Australia's WHS ministers have agreed to amend the model WHS Regulations to prescribe control measures for psychological risks, and significantly increase safety penalties, but proposed industrial manslaughter laws were voted down at their meeting yesterday.
The model WHS laws could be amended to increase the focus on psychological health, with the public consultation process for the ongoing review of the laws identifying widespread concerns over this issue and the absence of a "notification trigger" for psychological injuries.
Safe Work Australia has launched the public consultation process for the review of the model WHS laws, posing 37 questions for discussion and pointing to the reasons why industrial manslaughter provisions weren't included in the Act.
Two of the first entities charged with reckless conduct under harmonised WHS laws have failed to overturn the charges, with a full court rejecting their claim that their duty to "other persons" was limited to the exact time of their alleged recklessness.
A parliamentary committee will inquire into an abandoned fatality-related WHS prosecution, while the powers of South Australian HSRs will be aligned with other states, if initiatives moved by the Greens are passed.

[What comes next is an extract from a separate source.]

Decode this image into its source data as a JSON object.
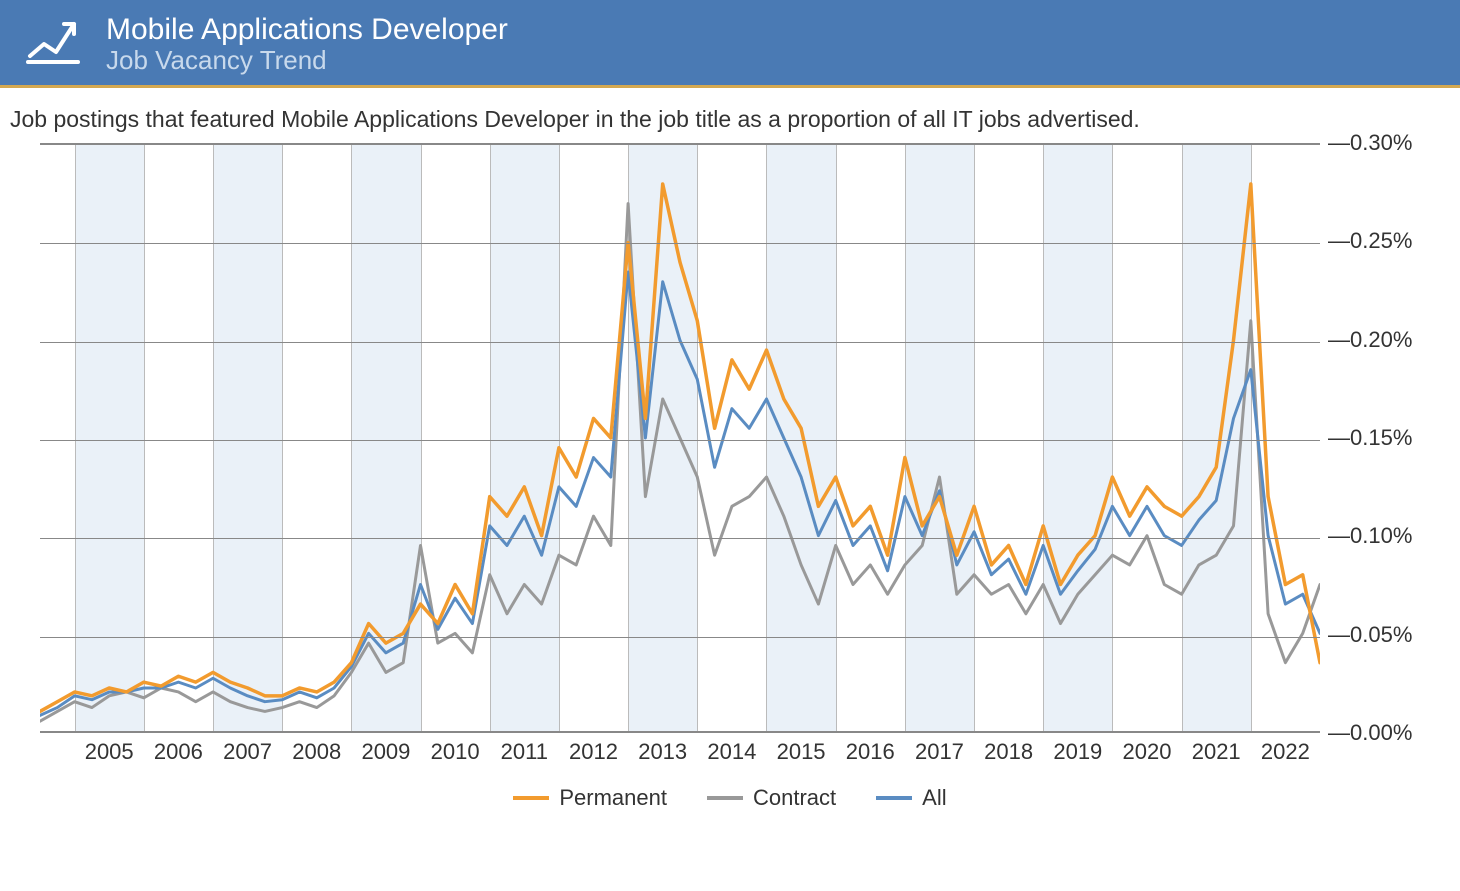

Individuals could lose the protection against self-incrimination in the WHS Act in South Australia, with a mandatory review examining whether the unique provisions of the State's mirror Act adversely affect its operation.